More from Learning

view more

Thing Info

33724Views 2030Downloads Found in Learning
Report Thing

Makes

Liked By

View All

Design Tools

Autodesk Fusion 360 Slicer Program Simplify3D

Give a Shout Out

If you print this Thing and display it in public proudly give attribution by printing and displaying this tag. Print Thing Tag

All Apps

No results.

May 6, 2016 - Modified May 6, 2016
chriswh86 - in reply to jjmaker

Im not sure jjmaker :) Whats up?

Apr 11, 2016 - Modified Apr 11, 2016

You should add a section of brake the rotor so it sits on the stand and inserts up into the caliper body to finish out the model, and fully shows off the mechanics of it.

I have taken your suggestion to heart and produced a small scale scalloped brake rotor for the Display Stand! Thanks again Koopa and great suggestion!

It looks great! Awesome model.

Thanks for the suggestion Koopa, it is a really good idea! I will investigate it when I have some free time.

Why are there two bleed screws per side? shouldn't it only need one?

In theory, yes, you'd only need one per side. While having multiple bleed screws can increase failure points/leak points, it also presents a caliper to the market that can be orientated in either 180 degree orientation (ahead or behind) and still have bleed screws on the top side of the caliper for the mechanic to use.

Awesome education model! Do you think if we added some orings and cylinder sleeves we could get it functional?

Thanks theevilorverlord! Possibly with some of the advanced 3d printing systems something functional could be done. With the typical desktop FDM printers it just wouldnt be possible. Lots of heat and forces in a caliper.

I just mean to show kids the function.They could use a syringe as the master cylinder and water as the brake fluid.

But plastic calipers might be a genius invention for my enemies car.

Ahh I have got you now. I could be possible in that aspect theevilorverlord. The cross-over port would need to be opened for its entire run and then a good seal on the piston which could take a lot of work due to 3D printing striations. Definitely do-able with some thought though.

haha I called it!! on feburary 23 congrats dude

I wasn't able to win akkid98, just a feature :)

Oh, well still well done man

Cheers! Thanks akkid98

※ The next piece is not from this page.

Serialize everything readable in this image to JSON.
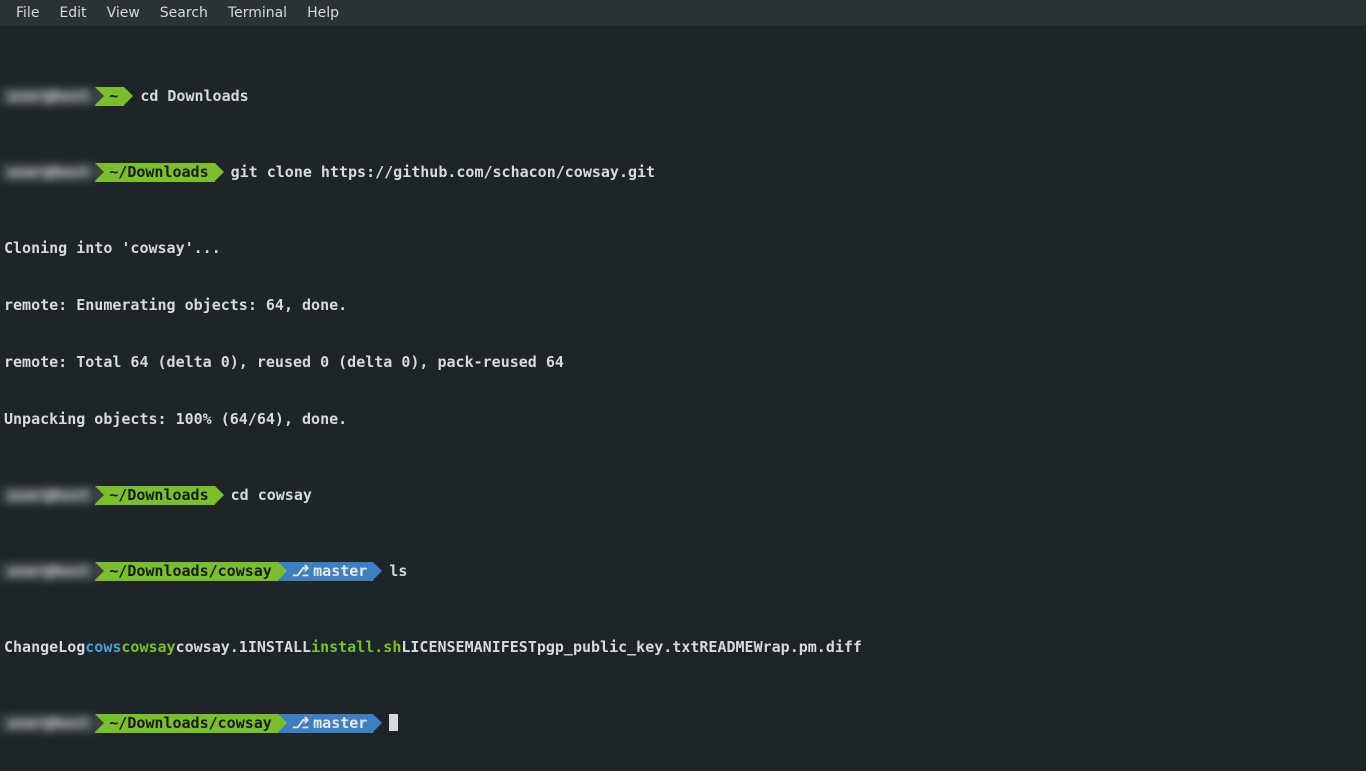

This is beautiful! I'm glad I just ordered 2 more colors in filament!

Thanks txdo_msk I am looking forward to your print!

This design is just wonderful!
I think you still have chances to win the challenge as the winner is still unknown...
Anyway, good luck and congrats on beeing featured!!

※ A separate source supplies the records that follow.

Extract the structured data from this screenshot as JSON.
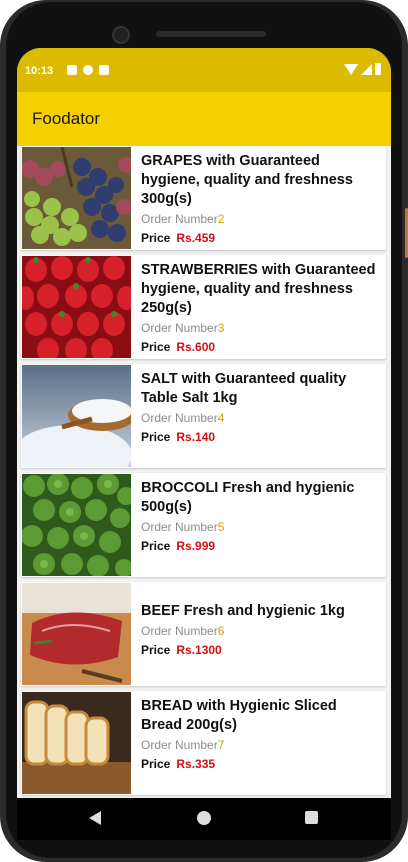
{
  "status_bar": {
    "time": "10:13"
  },
  "app_bar": {
    "title": "Foodator"
  },
  "products": [
    {
      "title": "GRAPES with Guaranteed hygiene, quality and freshness 300g(s)",
      "order_label": "Order Number",
      "order_number": "2",
      "price_label": "Price",
      "price": "Rs.459",
      "image": "grapes"
    },
    {
      "title": "STRAWBERRIES with Guaranteed hygiene, quality and freshness 250g(s)",
      "order_label": "Order Number",
      "order_number": "3",
      "price_label": "Price",
      "price": "Rs.600",
      "image": "strawberries"
    },
    {
      "title": "SALT with Guaranteed quality Table Salt 1kg",
      "order_label": "Order Number",
      "order_number": "4",
      "price_label": "Price",
      "price": "Rs.140",
      "image": "salt"
    },
    {
      "title": "BROCCOLI Fresh and hygienic 500g(s)",
      "order_label": "Order Number",
      "order_number": "5",
      "price_label": "Price",
      "price": "Rs.999",
      "image": "broccoli"
    },
    {
      "title": "BEEF Fresh and hygienic 1kg",
      "order_label": "Order Number",
      "order_number": "6",
      "price_label": "Price",
      "price": "Rs.1300",
      "image": "beef"
    },
    {
      "title": "BREAD with Hygienic Sliced Bread 200g(s)",
      "order_label": "Order Number",
      "order_number": "7",
      "price_label": "Price",
      "price": "Rs.335",
      "image": "bread"
    }
  ],
  "colors": {
    "status_bar": "#dbba00",
    "app_bar": "#f4d000",
    "price": "#d01010",
    "order_number": "#d4a300"
  },
  "nav_icons": [
    "back-icon",
    "home-icon",
    "recents-icon"
  ]
}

Appreciate your feedback dabe! Really makes me feel good about making a design like this. Makerbot Blog has the results of the contest :)

Ouch! I didn´t know that... Well, better luck next time!

Thanks dabe, just got to figure what to design that is bigger and better :)

Did you win!? Your submission was definitely pretty comprehensive.

Unfortunately I was un-able to bring the Education Brake Caliper into a winning position. Better luck next time. I'll have to start on a better light weight stream lined design to see if I can get better speed and the win next time! :p

congrats on being featured!!

Thanks Antigravity Racing, I appreciate it :)

Can you make a wheel that is compatible with the brake

Mar 7, 2016 - Modified Mar 8, 2016
chriswh86 - in reply to connorbradley5

Hi connorbradley. A wheel would be possible but quite large. Since the brake caliper is full sized, it was run with an 10" scalloped rotor and a 13" wheel with a Toyota snout spindle. Its definitely something I have though about. Just not sure how to tackle it at this time.

Was that your thought Connor or are you thinking some sort of small sized wheel setup? Cheers

This is a Great Model!! Can't wait to print one and see how it works. Fingers crossed you win this as you really spent time to ensure that this really is Educational!!

Thanks for the compliment thgink_kcalb

Nice Job! I really like it!

Hey thanks a lot jacochavez! I appreciate that comment :)

awesome thing! love your thorough documentation.

Thanks! I hope it will find its way into the hands of some folks that would like to learn and make their own caliper :)

enjoy the printer your going to win !

Thanks for the comment akkid98 :) We shall see what happens!

Nice! Really well made model.

Thanks a lot BlaiseMiBeck. Very much appreciated!

Top